Navy Federal Loans

Navy Federal Credit Union--the nation's largest in assets and membership, offers 100% financing to qualified members buying primary homes. Eligibility is restricted to military personnel, U.S. Department of Defense employees, and their family members. This zero-down program is similar to the VA's but boasts lower funding fees of 1.75%.

When Are No Down Payment Mortgages a Good Idea?

No-down-payment loans are ideal for individuals who must urgently buy a new home, but cannot source the cash needed for a down payment. Interestingly, mortgage interest rates are presently at historic lows. Consequently, some financial experts believe that now is an ideal time to lock in those rates, before they begin climbing.

When Are No Down Payment Mortgages a Bad Idea?

Putting zero money down has its drawbacks. If you finance 100% of a home purchase, you have no equity in the property – that is, you don't own any of it outright, like you would if you'd made a down payment. Consequently, lenders may tag you as a high-risk borrower, and require you to secure private mortgage insurance (PMI) before they sign off on the loan. This insurance, which protects the mortgage company if you default on the loan, typically costs between 0.5% to 1% of the entire loan amount, on an annual basis. And unlike the mortgage payments themselves, this expense may not be tax-deductible.

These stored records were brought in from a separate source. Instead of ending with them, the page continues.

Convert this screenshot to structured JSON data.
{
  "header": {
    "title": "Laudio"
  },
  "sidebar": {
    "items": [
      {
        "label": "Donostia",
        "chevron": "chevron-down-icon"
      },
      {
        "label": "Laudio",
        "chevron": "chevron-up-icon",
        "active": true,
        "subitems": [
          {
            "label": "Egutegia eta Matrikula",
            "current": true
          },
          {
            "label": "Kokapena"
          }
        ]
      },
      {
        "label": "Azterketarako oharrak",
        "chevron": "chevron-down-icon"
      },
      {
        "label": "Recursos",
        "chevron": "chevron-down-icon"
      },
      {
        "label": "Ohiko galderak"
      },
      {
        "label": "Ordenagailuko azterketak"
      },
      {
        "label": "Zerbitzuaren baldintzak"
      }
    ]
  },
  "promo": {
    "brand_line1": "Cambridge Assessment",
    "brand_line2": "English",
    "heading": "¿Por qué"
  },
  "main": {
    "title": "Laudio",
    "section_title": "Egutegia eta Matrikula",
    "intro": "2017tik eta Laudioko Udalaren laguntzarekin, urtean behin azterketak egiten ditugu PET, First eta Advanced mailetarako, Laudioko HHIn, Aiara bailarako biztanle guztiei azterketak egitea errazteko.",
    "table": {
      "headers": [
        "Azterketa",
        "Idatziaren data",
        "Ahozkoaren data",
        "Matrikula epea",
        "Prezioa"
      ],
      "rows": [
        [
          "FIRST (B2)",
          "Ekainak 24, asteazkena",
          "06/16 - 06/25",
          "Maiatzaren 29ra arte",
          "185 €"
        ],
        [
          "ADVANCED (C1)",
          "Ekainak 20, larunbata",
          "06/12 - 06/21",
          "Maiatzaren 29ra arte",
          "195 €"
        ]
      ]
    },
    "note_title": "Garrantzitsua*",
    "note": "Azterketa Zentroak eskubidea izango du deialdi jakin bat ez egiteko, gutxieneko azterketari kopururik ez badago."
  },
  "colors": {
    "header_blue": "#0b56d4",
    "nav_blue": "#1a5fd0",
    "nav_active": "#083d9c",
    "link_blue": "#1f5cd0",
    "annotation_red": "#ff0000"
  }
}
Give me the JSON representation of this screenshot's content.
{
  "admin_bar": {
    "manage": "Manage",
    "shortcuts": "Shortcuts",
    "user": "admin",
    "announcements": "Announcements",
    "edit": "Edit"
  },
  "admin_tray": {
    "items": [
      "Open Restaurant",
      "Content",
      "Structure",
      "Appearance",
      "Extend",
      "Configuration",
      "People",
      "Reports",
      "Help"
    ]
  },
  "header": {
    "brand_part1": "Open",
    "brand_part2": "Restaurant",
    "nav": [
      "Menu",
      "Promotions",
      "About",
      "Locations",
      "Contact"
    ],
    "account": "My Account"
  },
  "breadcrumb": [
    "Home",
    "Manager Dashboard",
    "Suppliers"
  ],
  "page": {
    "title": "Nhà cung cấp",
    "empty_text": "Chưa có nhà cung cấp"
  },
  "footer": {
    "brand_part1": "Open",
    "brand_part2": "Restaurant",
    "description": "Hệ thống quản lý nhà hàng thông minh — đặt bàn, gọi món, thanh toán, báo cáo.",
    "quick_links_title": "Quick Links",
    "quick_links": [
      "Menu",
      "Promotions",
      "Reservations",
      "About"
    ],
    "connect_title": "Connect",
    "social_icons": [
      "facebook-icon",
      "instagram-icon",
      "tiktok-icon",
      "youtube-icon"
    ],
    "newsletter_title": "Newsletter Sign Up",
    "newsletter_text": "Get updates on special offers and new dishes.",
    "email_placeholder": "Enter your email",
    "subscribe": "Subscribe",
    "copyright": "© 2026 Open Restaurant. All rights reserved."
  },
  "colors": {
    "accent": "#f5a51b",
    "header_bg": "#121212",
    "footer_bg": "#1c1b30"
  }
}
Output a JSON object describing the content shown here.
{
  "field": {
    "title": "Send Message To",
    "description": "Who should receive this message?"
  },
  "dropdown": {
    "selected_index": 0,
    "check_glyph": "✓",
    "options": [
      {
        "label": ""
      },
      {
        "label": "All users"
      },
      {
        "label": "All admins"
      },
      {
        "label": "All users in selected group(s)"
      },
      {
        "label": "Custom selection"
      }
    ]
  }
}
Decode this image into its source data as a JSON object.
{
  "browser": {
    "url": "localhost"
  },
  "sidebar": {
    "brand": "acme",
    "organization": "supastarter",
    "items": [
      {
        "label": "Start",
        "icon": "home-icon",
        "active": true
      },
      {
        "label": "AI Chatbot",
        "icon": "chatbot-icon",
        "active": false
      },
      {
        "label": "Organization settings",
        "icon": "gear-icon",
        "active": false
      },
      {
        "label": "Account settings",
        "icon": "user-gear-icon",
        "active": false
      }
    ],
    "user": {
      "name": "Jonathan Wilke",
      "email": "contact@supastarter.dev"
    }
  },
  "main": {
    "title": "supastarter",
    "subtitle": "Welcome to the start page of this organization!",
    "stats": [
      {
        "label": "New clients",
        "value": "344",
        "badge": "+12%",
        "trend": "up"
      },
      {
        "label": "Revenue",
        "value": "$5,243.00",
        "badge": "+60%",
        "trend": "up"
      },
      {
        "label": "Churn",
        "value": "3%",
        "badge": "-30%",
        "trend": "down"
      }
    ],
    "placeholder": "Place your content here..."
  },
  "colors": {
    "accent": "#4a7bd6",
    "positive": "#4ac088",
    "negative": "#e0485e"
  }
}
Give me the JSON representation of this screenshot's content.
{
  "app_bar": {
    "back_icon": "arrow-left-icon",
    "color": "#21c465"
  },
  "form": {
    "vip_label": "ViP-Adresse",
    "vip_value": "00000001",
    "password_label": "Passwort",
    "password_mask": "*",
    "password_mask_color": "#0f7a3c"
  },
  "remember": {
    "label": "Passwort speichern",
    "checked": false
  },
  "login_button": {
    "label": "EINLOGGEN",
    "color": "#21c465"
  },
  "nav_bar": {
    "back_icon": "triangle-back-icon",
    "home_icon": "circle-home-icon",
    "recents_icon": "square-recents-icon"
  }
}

Finally, zero down payment mortgages often carry higher interest rates than traditional mortgages, since lenders usually reserve the best terms for borrowers who can pay upfront cash. For example, Louisville, Ky.–based Republic Bank currently offers a no down payment mortgage with no PMI and a seven-year adjustable rate mortgage (ARM), that has an initial interest rate of 4.729%. This rate is nearly a full percentage point higher Wells Fargo’s advertised rate. The monthly payment on Republic Bank’s loan would be $533 for every $100,000 borrowed, for the first seven years, after which time interest rate adjusts once a year, based on the LIBOR rate plus a margin of 2.75%.

Alternatives to No Down Payment Mortgages

There are alternative to no-zero-down payment loan programs such as:

Local Loans: Nearly every American state, county, and municipality offers some type of home-buyer incentive program, that provides down payment assistance, closing cost assistance, low interest rate home loans, or a combination of the above. Many are restricted to buyers who meet certain income levels, and some are restricted to first-time homebuyers. Furthermore, some programs cater to groups of professionals, such as teachers, medical personnel or emergency first responders. While not all of these programs can eliminate the need for down payments, some offer grants or interest-free loans that cover some or all of the down payment.

FHA Programs: These loans require 3.5% down payment, however, FHA guidelines allow for down payments to be funded by financial gifts from relatives, fiancées, nonprofit organizations, or other sources. The FHA likewise offers the Good Neighbor Next Door loan to teachers, police officers, and other public employees, who may buy a home with just $100 down--not quite 100% financing, but very close.

Piggy-back Mortgages: This strategy involves taking out two loans – one for 80% of the home's purchase price, the other for as much of the remainder as possible. Prior to the subprime mortgage crisis, an 80%/20% split was quite common. In today's tougher climate, the max might be an 80%-15%-5% plan, where you finance 80% with a primary mortgage, 15% with a second mortgage or home-equity loan, and make a 5% down payment.

Wait and Save: Postponing the home-ownership dream until you can make the standard down payment is a viable option. Besides, the time to buy may come sooner than you think, especially if you have some savings already socked away. For example, up to $10,000 may be withdrawn from an IRA for first-time home-buyer expenses--including down payments, without incurring the typical 10% early withdrawal penalty.

The Bottom Line

Gone are the days where practically anyone could secure an easy mortgage with little or no money down. But there are public programs, and a few private lenders, who can help.